Jason's emotional check-in system

How to monitor your energy levels

One of the workout instructors I follow is a big fan of “time under tension” training. This is where you hold a move, like a lunge or a plank, in order to stress a muscle group. Even with bodyweight, you build up a nice and fiery burn. 😅

Building and growing a business is a type of time under tension training. Only, instead of holding a plank or 15lb weight, you’re holding up other pressures, such as revenue, payroll, and endless to-do lists. 🙇

Therapists have a word for this mental time under tension: chronic stress. And the longer you hold it, the more it burns. Except it usually doesn’t feel like lactic acid buildup (what happens when you break down muscles) and sore bums. 🍑 It surfaces in other ways.

For me, the burn looks like insomnia. For my husband, it’s stomach aches and headaches. 🤕 There are many types of burn, but the one thing they have in common is when they build up too much, it’s hard to run a business.

That’s why monitoring your mental burn is a crucial and healthy practice for business owners. And the best method I’ve seen for doing that is a handy little system created by Jason Resnick. 👇

A bit of backstory… 📖 #

Jason is open about his history of depression and burnout. Back in 2012, he hit one of his biggest burnouts as a business owner. He was depressed and chasing his tail, and he knew something had to change. So, Jason put in overtime to fix his business. For a week he stayed up and spent 4+ hours, “dissecting my business and trying to figure out what I was doing wrong.”

He niched down, specialized, and changed his business structure. Those pivots all helped his mental stability, but Jason had one more preventative measure to layer on.

That layer was a practical mindfulness system—a way for Jason to check-in on his mental energy levels 2x each day and address burnout before it happened. 🙌

Here’s how he set it up.

Jason’s preventative system and how to use it 👀 #

In his bullet journal, Jason created this chart:

Jason Resnick's am/pm system

Note: This isn’t an actual excerpt from Jason’s journal, but it accurately reflects what he showed me.

There are three columns up top: AM, PM, and notes. Then one row for every day of the week.

At the start (AM) and end (PM) of every day, Jason adds a green, yellow, or red light to indicate how he’s doing. Green is good, yellow is meh, and red is ugh. Most days, he jots down a short note for context. At the end of every week, he reviews his marks.

This helps Jason construct a holistic view of his mental state.
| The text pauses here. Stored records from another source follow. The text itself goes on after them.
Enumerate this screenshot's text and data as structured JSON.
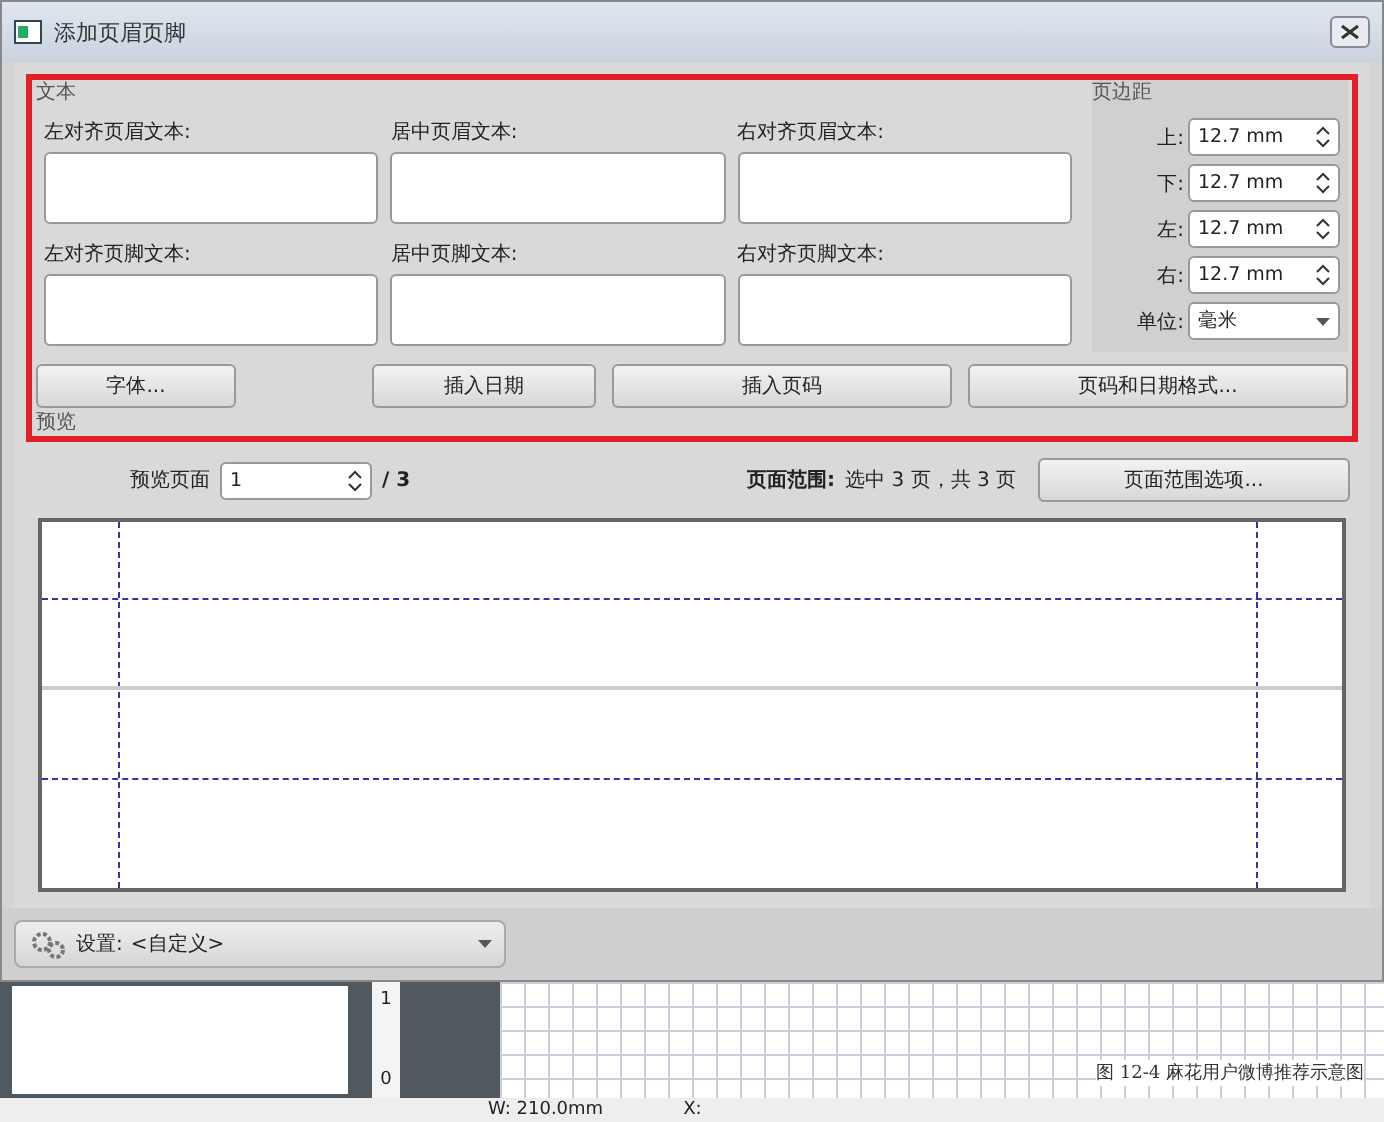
{
  "window": {
    "title": "添加页眉页脚"
  },
  "text_group": {
    "title": "文本",
    "fields": [
      {
        "label": "左对齐页眉文本:"
      },
      {
        "label": "居中页眉文本:"
      },
      {
        "label": "右对齐页眉文本:"
      },
      {
        "label": "左对齐页脚文本:"
      },
      {
        "label": "居中页脚文本:"
      },
      {
        "label": "右对齐页脚文本:"
      }
    ]
  },
  "margins": {
    "title": "页边距",
    "spinners": [
      {
        "label": "上:",
        "value": "12.7 mm"
      },
      {
        "label": "下:",
        "value": "12.7 mm"
      },
      {
        "label": "左:",
        "value": "12.7 mm"
      },
      {
        "label": "右:",
        "value": "12.7 mm"
      }
    ],
    "unit": {
      "label": "单位:",
      "value": "毫米"
    }
  },
  "buttons": [
    "字体...",
    "插入日期",
    "插入页码",
    "页码和日期格式..."
  ],
  "preview": {
    "title": "预览",
    "page_label": "预览页面",
    "page_value": "1",
    "page_total": "/ 3",
    "range_label": "页面范围:",
    "range_text": "选中 3 页，共 3 页",
    "range_button": "页面范围选项..."
  },
  "settings": {
    "label": "设置:",
    "value": "<自定义>"
  },
  "background": {
    "ruler_marks": [
      "1",
      "0"
    ],
    "width_label": "W: 210.0mm",
    "x_label": "X:",
    "caption": "图 12-4  麻花用户微博推荐示意图"
  }
}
He explained, “when I do my weekly review, I look to see how I felt...And if there's starting to be too many yellows or reds, then I say, ‘okay, well what's going on here?’ And I start to reevaluate things.”
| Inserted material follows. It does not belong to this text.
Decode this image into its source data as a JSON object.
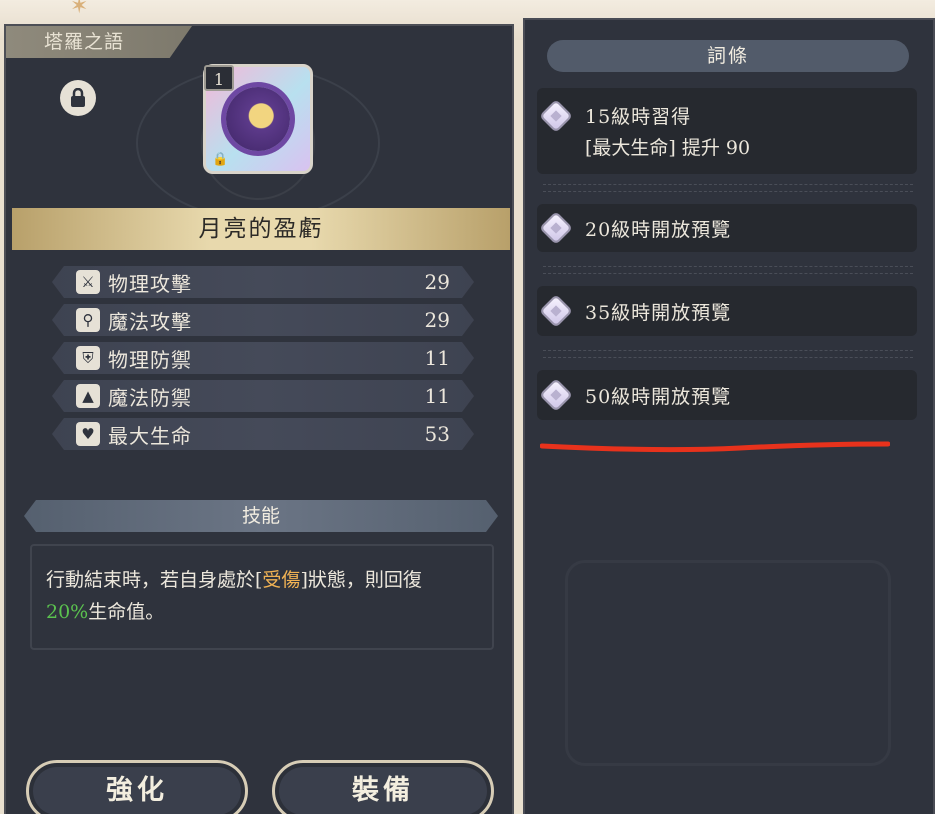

In other words, this system helps Jason identify troublesome trends and re-balance before things get too fiery.

I immediately had heart-eyes and knew I wanted to give this a go. 😍
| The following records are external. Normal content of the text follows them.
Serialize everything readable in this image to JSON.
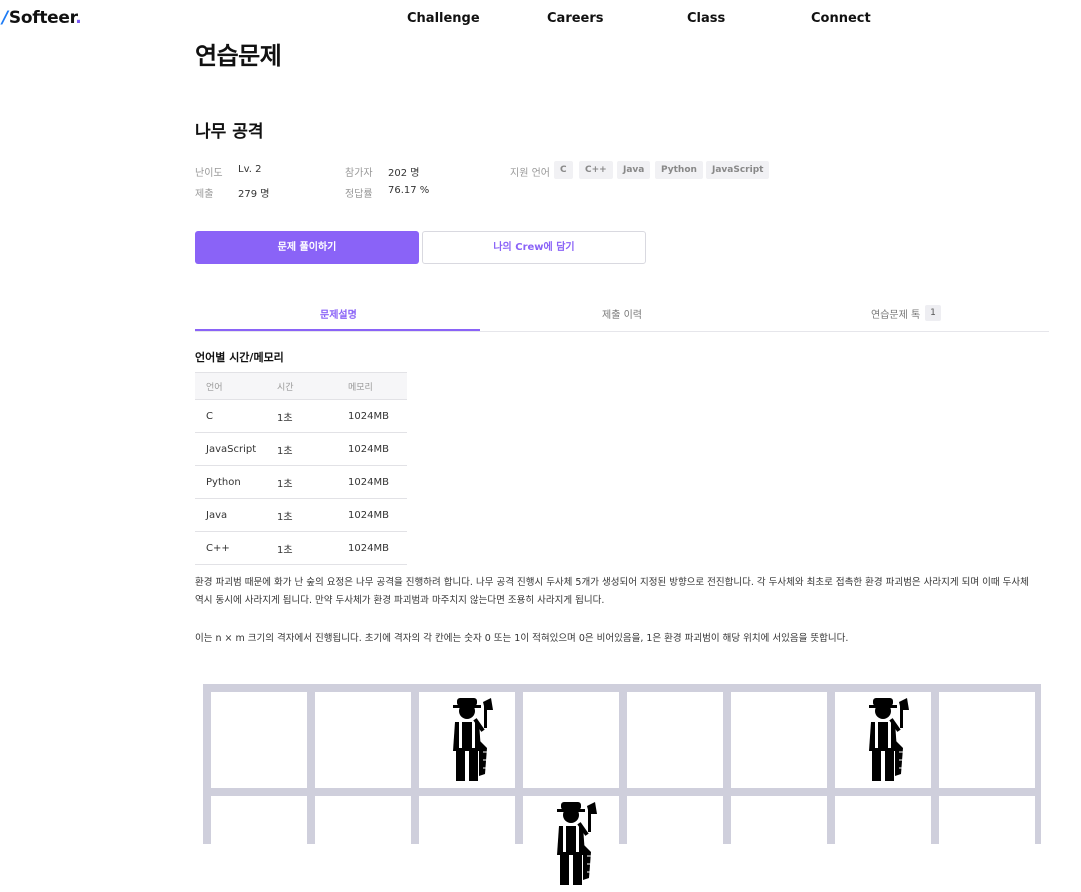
{
  "brand": {
    "logo_slash": "/",
    "logo_text": "Softeer",
    "logo_dot": "."
  },
  "nav": [
    "Challenge",
    "Careers",
    "Class",
    "Connect"
  ],
  "page_title": "연습문제",
  "problem": {
    "title": "나무 공격",
    "difficulty_label": "난이도",
    "difficulty_value": "Lv. 2",
    "submissions_label": "제출",
    "submissions_value": "279 명",
    "participants_label": "참가자",
    "participants_value": "202 명",
    "accuracy_label": "정답률",
    "accuracy_value": "76.17 %",
    "languages_label": "지원 언어",
    "languages": [
      "C",
      "C++",
      "Java",
      "Python",
      "JavaScript"
    ]
  },
  "buttons": {
    "solve": "문제 풀이하기",
    "add_crew": "나의 Crew에 담기"
  },
  "tabs": {
    "description": "문제설명",
    "history": "제출 이력",
    "talk": "연습문제 톡",
    "talk_count": "1"
  },
  "limits": {
    "title": "언어별 시간/메모리",
    "headers": [
      "언어",
      "시간",
      "메모리"
    ],
    "rows": [
      [
        "C",
        "1초",
        "1024MB"
      ],
      [
        "JavaScript",
        "1초",
        "1024MB"
      ],
      [
        "Python",
        "1초",
        "1024MB"
      ],
      [
        "Java",
        "1초",
        "1024MB"
      ],
      [
        "C++",
        "1초",
        "1024MB"
      ]
    ]
  },
  "description": {
    "p1_line1": "환경 파괴범 때문에 화가 난 숲의 요정은 나무 공격을 진행하려 합니다. 나무 공격 진행시 두사체 5개가 생성되어 지정된 방향으로 전진합니다. 각 두사체와 최초로 접촉한 환경 파괴범은 사라지게 되며 이때 두사체",
    "p1_line2": "역시 동시에 사라지게 됩니다. 만약 두사체가 환경 파괴범과 마주치지 않는다면 조용히 사라지게 됩니다.",
    "p2": "이는 n × m 크기의 격자에서 진행됩니다. 초기에 격자의 각 칸에는 숫자 0 또는 1이 적혀있으며 0은 비어있음을, 1은 환경 파괴범이 해당 위치에 서있음을 뜻합니다."
  },
  "grid": {
    "rows": [
      [
        0,
        0,
        1,
        0,
        0,
        0,
        1,
        0
      ],
      [
        0,
        0,
        0,
        1,
        0,
        0,
        0,
        0
      ]
    ]
  }
}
18 weeks later: what I’ve learned using Jason’s system 📝 #

A week after talking with Jason, I started using his system. Here’s what my version looks like, in the notebook I keep on my desk:

Although I’ve occasionally skipped a week (when I was sick) and sometimes forgot to mark each day, I’ve kept this up for 18 weeks now. Here’s what I’ve learned so far:

  • It really is that simple 🚀. Just mark how you’re feeling every morning and late afternoon.
  • You can do it faster than hopping on Twitter 😁. Time it yourself if you don’t believe me.
  • It builds a narrative 📚. On any given day, it’s easy to feel, “it’s been this way forever.” But that’s not true. Jason’s system creates a chronicle of all your previous weeks, so you can more easily see what it has been like.
  • It’s a great preventative 💙. If you’re glancing at this weekly, you can easily spot downhill slopes. This helps you address the burn when you’re starting to slide vs. when you’ve slid all the way to the bottom. It’s much easier to recover from the first!
  • It’s flexible 🙆‍♂️. You can do this on paper, on a whiteboard, or in whatever tool you regularly use (Jason does this in Notion nowadays).

Best of all, it’d take you three whole minutes to set this up on your desk right now. So, maybe give it a go? Worst case scenario, you wind up not using it. 😊 And if you do give this a trial run, lemme know how it goes. I’d love to hear about it.

👉 Friendly reminder: we have loads more self-care tips in our recession-proof playbook!